      The save the manuals campaign, if you can even call it that, is pretty present across all of the car rags and online publications.

      It’s not that interesting of a car, short of the changes to the transmission. Car and Driver are commenting on the transmission lack of choice as well. It’s even more telling, given the older model was manual only in the top Model.

      We all know why they’re not offering it: automatics sell better, and these are private companies. But it’s still kinda sad and worth discussing.

    • 0 avatar
      sportyaccordy

      The whole “save the manuals” thing is a red herring anyway. There’s never been a time in history where there were so many great manual cars. BMW 2/ 3/4 / 6, Chevy Sonic/ Spark/ Cruze/ Camaro/ Corvette, Ford Fiesta/ Focus/ Mustang, Honda Fit/ Civic/ Accord, Infiniti Q60, all the important Porsches, WRX/STI/BRZ, all the good Mazdas, 370 freaking Z, the sports car bargain of the century, all the VW hatches/ sedans/ brown diesel wagons etc etc. If one can’t find a stickshift car they like in this market they aren’t looking…. theyve never been better.

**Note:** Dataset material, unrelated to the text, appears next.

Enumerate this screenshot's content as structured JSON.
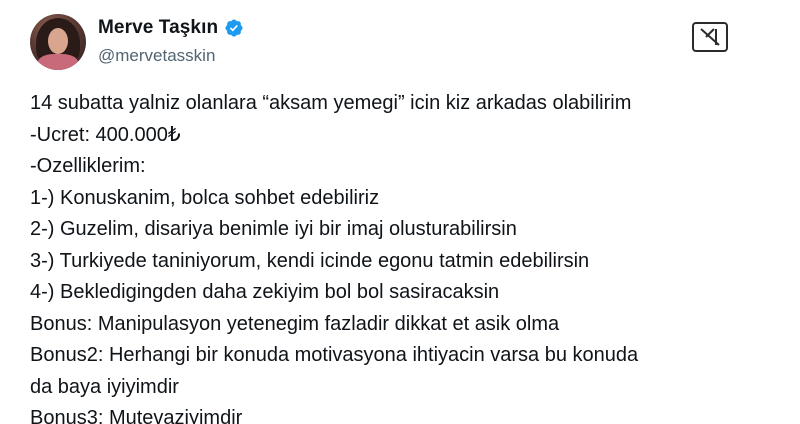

      And like Kriendler said, manufacturers are in the business of selling cars to dealers….. dealers know people don’t buy stickshift on certain models, so they don’t make them. It’s very simple and not worth wasting emotional energy on, in the midst of all these great cars with sticks today.

      • 0 avatar
        DenverMike

        Yes our boycott of auto-only sporty cars has to be laughable to the OEMs, but still, *hats off* to those that do stick-only top performance models. Those are limited-editions anyways (ZR1, GT500, Boss 302, etc), with fairly high demand and short sell-days (except for the ZR1).

  • avatar
    dantes_inferno

    And the dumbing down and wussification of the automobile continues…

Read all comments

Back to TopLeave a Reply

You must be logged in to post a comment.

Recent Comments

  • Russycle: I have an 08 xB and yeah, she does like her oil. Thought they sorted that out in later years, but maybe...
  • kcflyer: The infectious disease docs I’m hearing on tv and radio are all saying the same thing. Virus’...
  • akear: This is not a company. Case closed….. They did fool GM.
  • akear: This is not a company. Case closed….. They did fool GM.
  • SCE to AUX: Good write-up. It’s stunning to witness how Nissan led with the Leaf in 2011 but has done only one...

New Car Research

Get a Free Dealer Quote

Who We Are

  • Adam Tonge
  • Bozi Tatarevic
  • Corey Lewis
  • Mark Baruth
  • Ronnie Schreiber